### AIM OF THE EXERCISE
All of the data below should be copied exactly as it stands.

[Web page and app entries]
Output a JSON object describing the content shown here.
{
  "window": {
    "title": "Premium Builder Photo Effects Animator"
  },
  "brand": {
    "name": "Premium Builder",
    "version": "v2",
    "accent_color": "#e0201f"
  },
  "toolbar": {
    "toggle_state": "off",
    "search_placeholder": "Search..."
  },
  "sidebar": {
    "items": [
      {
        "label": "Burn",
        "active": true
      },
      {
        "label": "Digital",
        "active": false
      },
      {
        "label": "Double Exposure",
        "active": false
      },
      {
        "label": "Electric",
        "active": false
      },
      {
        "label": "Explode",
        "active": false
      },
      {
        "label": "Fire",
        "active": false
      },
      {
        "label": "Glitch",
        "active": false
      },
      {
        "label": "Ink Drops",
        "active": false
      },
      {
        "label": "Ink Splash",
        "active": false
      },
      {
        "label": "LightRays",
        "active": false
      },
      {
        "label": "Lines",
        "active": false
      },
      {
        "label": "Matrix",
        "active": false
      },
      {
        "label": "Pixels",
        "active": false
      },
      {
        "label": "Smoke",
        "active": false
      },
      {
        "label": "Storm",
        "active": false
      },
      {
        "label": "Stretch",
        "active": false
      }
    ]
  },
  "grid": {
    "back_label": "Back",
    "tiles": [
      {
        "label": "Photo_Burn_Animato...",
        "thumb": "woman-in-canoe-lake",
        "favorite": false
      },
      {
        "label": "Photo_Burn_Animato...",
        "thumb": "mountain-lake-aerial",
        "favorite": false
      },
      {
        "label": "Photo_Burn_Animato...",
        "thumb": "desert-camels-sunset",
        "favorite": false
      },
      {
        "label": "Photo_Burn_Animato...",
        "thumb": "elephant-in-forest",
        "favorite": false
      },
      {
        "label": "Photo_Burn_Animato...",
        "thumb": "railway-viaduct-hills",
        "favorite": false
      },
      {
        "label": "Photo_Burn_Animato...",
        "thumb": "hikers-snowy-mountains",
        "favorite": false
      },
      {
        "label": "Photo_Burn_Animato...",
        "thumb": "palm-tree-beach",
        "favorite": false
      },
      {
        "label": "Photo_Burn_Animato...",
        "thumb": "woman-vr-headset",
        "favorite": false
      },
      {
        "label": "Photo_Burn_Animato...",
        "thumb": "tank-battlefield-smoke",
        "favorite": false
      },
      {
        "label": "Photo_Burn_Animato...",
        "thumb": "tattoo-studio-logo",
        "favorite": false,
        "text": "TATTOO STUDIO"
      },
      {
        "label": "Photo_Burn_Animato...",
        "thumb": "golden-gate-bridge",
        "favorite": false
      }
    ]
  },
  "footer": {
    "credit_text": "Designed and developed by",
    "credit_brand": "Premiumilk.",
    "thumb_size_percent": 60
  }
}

### RESPONSE FOR THIS EXERCISE
Output a JSON object describing the content shown here.
{
  "window": {
    "title": "Premium Builder Photo Effects Animator"
  },
  "brand": {
    "name": "Premium Builder",
    "version": "v2",
    "accent_color": "#e0201f"
  },
  "toolbar": {
    "toggle_state": "off",
    "search_placeholder": "Search..."
  },
  "sidebar": {
    "items": [
      {
        "label": "Burn",
        "active": true
      },
      {
        "label": "Digital",
        "active": false
      },
      {
        "label": "Double Exposure",
        "active": false
      },
      {
        "label": "Electric",
        "active": false
      },
      {
        "label": "Explode",
        "active": false
      },
      {
        "label": "Fire",
        "active": false
      },
      {
        "label": "Glitch",
        "active": false
      },
      {
        "label": "Ink Drops",
        "active": false
      },
      {
        "label": "Ink Splash",
        "active": false
      },
      {
        "label": "LightRays",
        "active": false
      },
      {
        "label": "Lines",
        "active": false
      },
      {
        "label": "Matrix",
        "active": false
      },
      {
        "label": "Pixels",
        "active": false
      },
      {
        "label": "Smoke",
        "active": false
      },
      {
        "label": "Storm",
        "active": false
      },
      {
        "label": "Stretch",
        "active": false
      }
    ]
  },
  "grid": {
    "back_label": "Back",
    "tiles": [
      {
        "label": "Photo_Burn_Animato...",
        "thumb": "woman-in-canoe-lake",
        "favorite": false
      },
      {
        "label": "Photo_Burn_Animato...",
        "thumb": "mountain-lake-aerial",
        "favorite": false
      },
      {
        "label": "Photo_Burn_Animato...",
        "thumb": "desert-camels-sunset",
        "favorite": false
      },
      {
        "label": "Photo_Burn_Animato...",
        "thumb": "elephant-in-forest",
        "favorite": false
      },
      {
        "label": "Photo_Burn_Animato...",
        "thumb": "railway-viaduct-hills",
        "favorite": false
      },
      {
        "label": "Photo_Burn_Animato...",
        "thumb": "hikers-snowy-mountains",
        "favorite": false
      },
      {
        "label": "Photo_Burn_Animato...",
        "thumb": "palm-tree-beach",
        "favorite": false
      },
      {
        "label": "Photo_Burn_Animato...",
        "thumb": "woman-vr-headset",
        "favorite": false
      },
      {
        "label": "Photo_Burn_Animato...",
        "thumb": "tank-battlefield-smoke",
        "favorite": false
      },
      {
        "label": "Photo_Burn_Animato...",
        "thumb": "tattoo-studio-logo",
        "favorite": false,
        "text": "TATTOO STUDIO"
      },
      {
        "label": "Photo_Burn_Animato...",
        "thumb": "golden-gate-bridge",
        "favorite": false
      }
    ]
  },
  "footer": {
    "credit_text": "Designed and developed by",
    "credit_brand": "Premiumilk.",
    "thumb_size_percent": 60
  }
}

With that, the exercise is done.